(App and web page records)
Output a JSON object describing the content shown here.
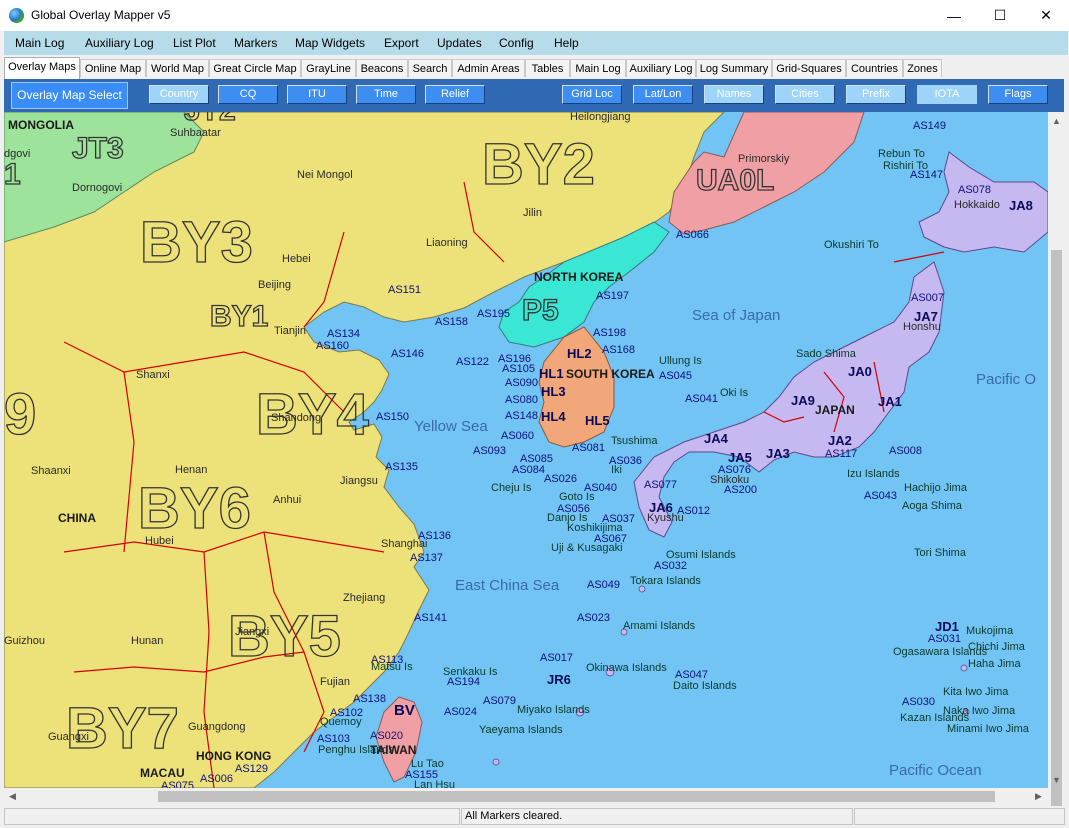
{
  "window": {
    "title": "Global Overlay Mapper v5",
    "min": "—",
    "max": "☐",
    "close": "✕"
  },
  "menu": [
    "Main Log",
    "Auxiliary Log",
    "List Plot",
    "Markers",
    "Map Widgets",
    "Export",
    "Updates",
    "Config",
    "Help"
  ],
  "tabs": [
    "Overlay Maps",
    "Online Map",
    "World Map",
    "Great Circle Map",
    "GrayLine",
    "Beacons",
    "Search",
    "Admin Areas",
    "Tables",
    "Main Log",
    "Auxiliary Log",
    "Log Summary",
    "Grid-Squares",
    "Countries",
    "Zones"
  ],
  "active_tab": "Overlay Maps",
  "toolbar": {
    "select_button": "Overlay Map Select",
    "buttons": [
      "Country",
      "CQ",
      "ITU",
      "Time",
      "Relief",
      "Grid Loc",
      "Lat/Lon",
      "Names",
      "Cities",
      "Prefix",
      "IOTA",
      "Flags"
    ]
  },
  "map": {
    "big_prefixes": [
      "BY2",
      "UA0L",
      "BY3",
      "BY1",
      "BY4",
      "BY6",
      "BY5",
      "BY7",
      "JT3",
      "JT2",
      "P5",
      "9",
      "1"
    ],
    "country_prefixes": [
      "HL2",
      "HL1",
      "HL3",
      "HL4",
      "HL5",
      "JA8",
      "JA7",
      "JA0",
      "JA9",
      "JA1",
      "JA2",
      "JA3",
      "JA4",
      "JA5",
      "JA6",
      "JD1",
      "JR6",
      "BV"
    ],
    "country_names": [
      "MONGOLIA",
      "NORTH KOREA",
      "SOUTH KOREA",
      "JAPAN",
      "CHINA",
      "TAIWAN",
      "HONG KONG",
      "MACAU"
    ],
    "regions": [
      "Suhbaatar",
      "Heilongjiang",
      "Primorskiy",
      "Dornogovi",
      "Nei Mongol",
      "Jilin",
      "Liaoning",
      "Hebei",
      "Beijing",
      "Tianjin",
      "Shanxi",
      "Shandong",
      "Henan",
      "Anhui",
      "Jiangsu",
      "Shanghai",
      "Hubei",
      "Zhejiang",
      "Jiangxi",
      "Hunan",
      "Fujian",
      "Guizhou",
      "Guangxi",
      "Guangdong",
      "Shaanxi",
      "Hokkaido",
      "Honshu",
      "Kyushu",
      "Shikoku",
      "dgovi"
    ],
    "seas": [
      "Sea of Japan",
      "Yellow Sea",
      "East China Sea",
      "Pacific O",
      "Pacific Ocean"
    ],
    "islands": [
      "Rebun To",
      "Rishiri To",
      "Okushiri To",
      "Sado Shima",
      "Ullung Is",
      "Oki Is",
      "Tsushima",
      "Iki",
      "Cheju Is",
      "Goto Is",
      "Danjo Is",
      "Koshikijima",
      "Uji & Kusagaki",
      "Osumi Islands",
      "Tokara Islands",
      "Amami Islands",
      "Okinawa Islands",
      "Senkaku Is",
      "Miyako Islands",
      "Yaeyama Islands",
      "Daito Islands",
      "Izu Islands",
      "Hachijo Jima",
      "Aoga Shima",
      "Tori Shima",
      "Mukojima",
      "Chichi Jima",
      "Haha Jima",
      "Ogasawara Islands",
      "Kita Iwo Jima",
      "Naka Iwo Jima",
      "Minami Iwo Jima",
      "Kazan Islands",
      "Matsu Is",
      "Quemoy",
      "Penghu Islands",
      "Lu Tao",
      "Lan Hsu"
    ],
    "iota": [
      "AS149",
      "AS147",
      "AS078",
      "AS066",
      "AS007",
      "AS197",
      "AS151",
      "AS158",
      "AS195",
      "AS198",
      "AS134",
      "AS160",
      "AS146",
      "AS122",
      "AS196",
      "AS168",
      "AS105",
      "AS045",
      "AS090",
      "AS080",
      "AS041",
      "AS148",
      "AS150",
      "AS060",
      "AS093",
      "AS085",
      "AS081",
      "AS084",
      "AS036",
      "AS076",
      "AS026",
      "AS040",
      "AS077",
      "AS200",
      "AS117",
      "AS008",
      "AS135",
      "AS056",
      "AS037",
      "AS012",
      "AS043",
      "AS136",
      "AS067",
      "AS137",
      "AS032",
      "AS049",
      "AS023",
      "AS141",
      "AS017",
      "AS113",
      "AS194",
      "AS047",
      "AS031",
      "AS138",
      "AS079",
      "AS024",
      "AS030",
      "AS102",
      "AS103",
      "AS020",
      "AS129",
      "AS155",
      "AS006",
      "AS075"
    ]
  },
  "status": {
    "left": "",
    "message": "All Markers cleared.",
    "right": ""
  }
}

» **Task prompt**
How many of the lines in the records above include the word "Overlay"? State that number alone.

» **Answer box**
4